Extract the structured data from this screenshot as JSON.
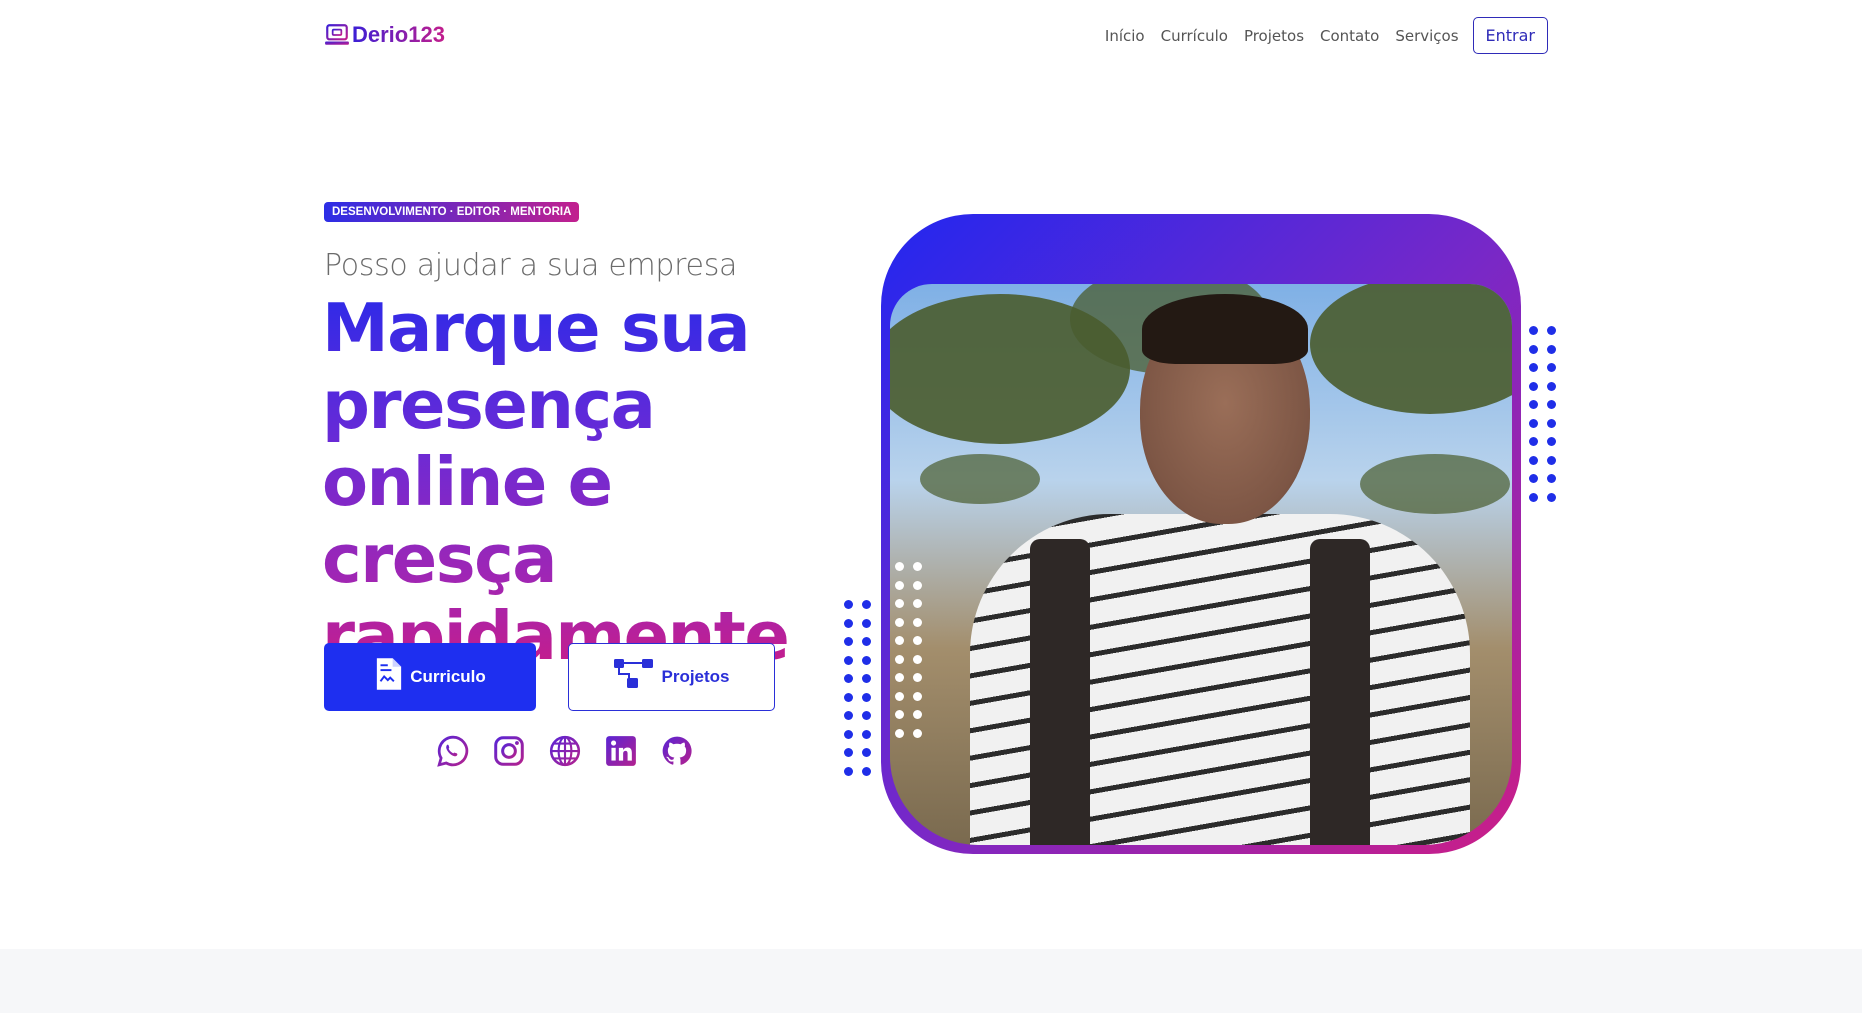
{
  "brand": {
    "name": "Derio123",
    "icon": "laptop-icon"
  },
  "nav": {
    "links": [
      "Início",
      "Currículo",
      "Projetos",
      "Contato",
      "Serviços"
    ],
    "login_label": "Entrar"
  },
  "hero": {
    "badge": "DESENVOLVIMENTO · EDITOR · MENTORIA",
    "subtitle": "Posso ajudar a sua empresa",
    "headline_lines": [
      "Marque sua",
      "presença",
      "online e cresça",
      "rapidamente"
    ],
    "buttons": {
      "curriculo": {
        "label": "Curriculo",
        "icon": "document-icon"
      },
      "projetos": {
        "label": "Projetos",
        "icon": "diagram-icon"
      }
    },
    "socials": [
      "whatsapp-icon",
      "instagram-icon",
      "globe-icon",
      "linkedin-icon",
      "github-icon"
    ]
  },
  "colors": {
    "primary": "#1e2ff0",
    "gradient_start": "#2227f0",
    "gradient_mid": "#7728c8",
    "gradient_end": "#cc1e86"
  }
}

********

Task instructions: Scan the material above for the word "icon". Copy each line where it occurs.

Answer for the task:
    "icon": "laptop-icon"
        "icon": "document-icon"
        "icon": "diagram-icon"
      "whatsapp-icon",
      "instagram-icon",
      "globe-icon",
      "linkedin-icon",
      "github-icon"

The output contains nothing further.